I'm running a non-exit node in Australia. Please read "Australia" as a high latency area, that has not many other nodes around. I set RelayBandwidthRate to 1100, which is around 20% of my connection.
Just like all people who start up a new node, I was wondering why the bandwidth was not used. Unfortunately most information, that can be found about the topic on the web is very outdated and does not apply to my situation.
The measured bandwidth never exceeded 200 kb/s on atlas. So I decided to use my node as bridge and send junk traffic. Just downloading Ubnuntu and doing unnecessary uploades and running the CLI speedcheck script through the network. Now the nodes, that I am connected to, ackowledge, how much data can be send from/to my node and the bandwidth estimation on atlas suddenly goes up extremely. Beyond 500 (still not 1100 though).

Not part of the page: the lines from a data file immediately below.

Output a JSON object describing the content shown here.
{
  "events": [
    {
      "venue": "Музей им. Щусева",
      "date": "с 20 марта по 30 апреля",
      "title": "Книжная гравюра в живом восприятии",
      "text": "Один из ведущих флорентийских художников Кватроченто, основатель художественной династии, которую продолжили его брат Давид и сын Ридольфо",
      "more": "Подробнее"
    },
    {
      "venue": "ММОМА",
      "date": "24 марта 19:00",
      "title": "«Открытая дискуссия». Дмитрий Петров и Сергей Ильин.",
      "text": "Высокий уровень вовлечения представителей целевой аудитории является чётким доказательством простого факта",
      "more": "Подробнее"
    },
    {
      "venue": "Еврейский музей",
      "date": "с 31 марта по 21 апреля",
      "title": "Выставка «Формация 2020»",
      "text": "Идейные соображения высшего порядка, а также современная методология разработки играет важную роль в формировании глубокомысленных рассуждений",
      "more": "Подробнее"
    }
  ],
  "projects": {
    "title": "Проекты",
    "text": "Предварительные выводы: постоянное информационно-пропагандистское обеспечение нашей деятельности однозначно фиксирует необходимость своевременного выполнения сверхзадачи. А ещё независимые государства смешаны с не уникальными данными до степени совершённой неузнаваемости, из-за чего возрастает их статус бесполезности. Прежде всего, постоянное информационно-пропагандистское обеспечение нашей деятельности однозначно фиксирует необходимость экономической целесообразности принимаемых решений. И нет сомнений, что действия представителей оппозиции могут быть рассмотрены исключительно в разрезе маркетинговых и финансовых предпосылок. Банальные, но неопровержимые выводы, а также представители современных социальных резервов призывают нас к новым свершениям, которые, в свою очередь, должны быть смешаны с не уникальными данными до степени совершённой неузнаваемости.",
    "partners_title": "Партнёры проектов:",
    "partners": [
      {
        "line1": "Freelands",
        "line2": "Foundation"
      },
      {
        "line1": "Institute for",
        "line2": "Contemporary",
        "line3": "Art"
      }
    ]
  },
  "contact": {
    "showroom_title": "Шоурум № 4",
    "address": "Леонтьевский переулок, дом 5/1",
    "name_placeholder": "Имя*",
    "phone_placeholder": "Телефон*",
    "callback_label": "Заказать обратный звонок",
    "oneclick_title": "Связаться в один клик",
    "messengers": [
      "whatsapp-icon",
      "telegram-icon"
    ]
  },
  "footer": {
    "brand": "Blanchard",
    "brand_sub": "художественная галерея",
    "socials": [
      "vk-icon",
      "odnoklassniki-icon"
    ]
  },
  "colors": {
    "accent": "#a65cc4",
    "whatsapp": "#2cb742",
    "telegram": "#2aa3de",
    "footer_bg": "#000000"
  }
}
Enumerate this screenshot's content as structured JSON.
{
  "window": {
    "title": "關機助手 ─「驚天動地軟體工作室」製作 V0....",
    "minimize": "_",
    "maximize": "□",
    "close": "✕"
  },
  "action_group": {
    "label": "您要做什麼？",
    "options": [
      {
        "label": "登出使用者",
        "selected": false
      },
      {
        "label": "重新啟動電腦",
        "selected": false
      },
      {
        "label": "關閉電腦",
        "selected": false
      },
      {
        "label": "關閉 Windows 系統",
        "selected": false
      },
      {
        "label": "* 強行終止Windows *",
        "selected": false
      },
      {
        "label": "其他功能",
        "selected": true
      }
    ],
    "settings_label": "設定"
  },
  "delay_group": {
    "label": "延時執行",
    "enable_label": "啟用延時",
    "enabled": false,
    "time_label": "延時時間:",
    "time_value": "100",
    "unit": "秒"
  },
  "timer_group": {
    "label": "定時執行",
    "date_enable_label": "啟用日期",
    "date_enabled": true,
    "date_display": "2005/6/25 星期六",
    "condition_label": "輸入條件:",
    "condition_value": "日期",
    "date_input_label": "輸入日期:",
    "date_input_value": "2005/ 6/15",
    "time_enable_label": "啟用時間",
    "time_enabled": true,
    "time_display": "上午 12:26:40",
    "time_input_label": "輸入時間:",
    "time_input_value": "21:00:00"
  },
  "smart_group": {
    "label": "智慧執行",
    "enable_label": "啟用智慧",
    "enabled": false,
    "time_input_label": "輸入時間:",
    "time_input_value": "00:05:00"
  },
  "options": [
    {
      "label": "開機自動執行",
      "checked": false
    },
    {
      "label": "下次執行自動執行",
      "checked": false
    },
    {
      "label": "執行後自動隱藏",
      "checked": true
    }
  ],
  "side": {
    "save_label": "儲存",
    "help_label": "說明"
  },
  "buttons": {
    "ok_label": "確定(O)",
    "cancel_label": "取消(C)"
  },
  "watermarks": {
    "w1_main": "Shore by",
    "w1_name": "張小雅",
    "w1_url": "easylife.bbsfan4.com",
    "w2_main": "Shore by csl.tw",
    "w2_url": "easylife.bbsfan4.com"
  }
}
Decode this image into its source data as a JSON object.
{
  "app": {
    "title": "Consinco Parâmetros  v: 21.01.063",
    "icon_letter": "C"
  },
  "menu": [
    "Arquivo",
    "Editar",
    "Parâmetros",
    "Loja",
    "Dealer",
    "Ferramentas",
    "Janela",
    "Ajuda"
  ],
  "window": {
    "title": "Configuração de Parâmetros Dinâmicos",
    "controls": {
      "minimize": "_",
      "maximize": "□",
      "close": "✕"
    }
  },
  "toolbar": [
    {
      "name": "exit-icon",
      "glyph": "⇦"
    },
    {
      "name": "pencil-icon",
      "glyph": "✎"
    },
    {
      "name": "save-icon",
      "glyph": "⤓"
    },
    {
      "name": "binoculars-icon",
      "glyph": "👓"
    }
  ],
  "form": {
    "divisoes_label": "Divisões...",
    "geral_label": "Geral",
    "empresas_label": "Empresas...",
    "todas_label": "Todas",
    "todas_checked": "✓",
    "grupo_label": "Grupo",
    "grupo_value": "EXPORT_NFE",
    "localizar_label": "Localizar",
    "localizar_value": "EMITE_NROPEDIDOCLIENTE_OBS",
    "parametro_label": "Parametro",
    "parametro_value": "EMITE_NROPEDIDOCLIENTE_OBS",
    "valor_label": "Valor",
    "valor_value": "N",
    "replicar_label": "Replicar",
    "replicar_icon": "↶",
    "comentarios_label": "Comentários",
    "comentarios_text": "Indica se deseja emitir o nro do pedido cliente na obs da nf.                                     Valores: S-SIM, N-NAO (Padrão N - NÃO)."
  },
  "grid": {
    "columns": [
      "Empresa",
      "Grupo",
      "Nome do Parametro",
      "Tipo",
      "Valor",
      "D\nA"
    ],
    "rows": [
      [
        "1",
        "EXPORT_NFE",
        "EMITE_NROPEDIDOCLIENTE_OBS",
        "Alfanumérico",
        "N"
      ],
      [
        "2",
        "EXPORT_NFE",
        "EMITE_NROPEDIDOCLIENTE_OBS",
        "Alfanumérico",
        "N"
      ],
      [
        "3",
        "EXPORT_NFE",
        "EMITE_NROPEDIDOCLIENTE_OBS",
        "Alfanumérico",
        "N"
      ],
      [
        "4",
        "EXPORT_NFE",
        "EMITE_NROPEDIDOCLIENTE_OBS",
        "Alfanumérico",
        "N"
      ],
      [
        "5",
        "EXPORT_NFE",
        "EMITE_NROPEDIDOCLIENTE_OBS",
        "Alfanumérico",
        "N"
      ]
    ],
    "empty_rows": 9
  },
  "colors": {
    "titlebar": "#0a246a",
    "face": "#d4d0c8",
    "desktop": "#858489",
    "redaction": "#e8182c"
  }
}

I thought I fixed it and turn my dummy-traffic-script off again. Now the estimation is down again, my node is mostly unused and I'll probably turn it off soon as it is just a waste of electricity.
Apparently the bandwidth is measured in that useless 50-kilobytes-way, that the tor client does for the original setup. Well, sending 50 kilobytes to a node and measuring the time is mostly a test of latency. So the test is currently faulty, it should actually send a few megabytes, or anything that results in a few seconds of measurement. Additionally it should also send 1 byte, to measure the latency and deduct it from the other measurement.
Currently nodes in Australia, even if they have a high bandwidth fibre connection are largely disadvantaged. Only because the 'authorities' or the majority of the network is in Europe.
Please don't get me wrong. I understand that a extremely high latency is also bad. A 1 BGit/s connection is maybe not particularly useful if it has a latency of 30 seconds for each TCP packet. So latency should not go unnoticed. But you could at least be so kind and announce on your website, that nodes in Australia are not welcome and will be disadvantaged by the algorithm. Therefore people who live in areas like Australia (high bandwidth, high latency, high electricity costs) can at least be aware, that is is useless to run a node and they don't need to bother with it.
- The bandwidth estimation can be largely varied by sending unnecessary junk data over the tor network.
- The bandwidth estimation WILL be influenced, because the network uses it as a measure to determine if a node is "good" or should be used a lot.
- The bandwidth estimation measures latency and not bandwidth.
- Nodes that don't have many other nodes near, will be marked as useless, will go unused and therefore be turned off soon.
- The network will convert (or has already converted) to be concentrated in one location only, which is the highly connected areas in central Europe. The high speed nodes in North America are anyway on the ignore list of most people, right?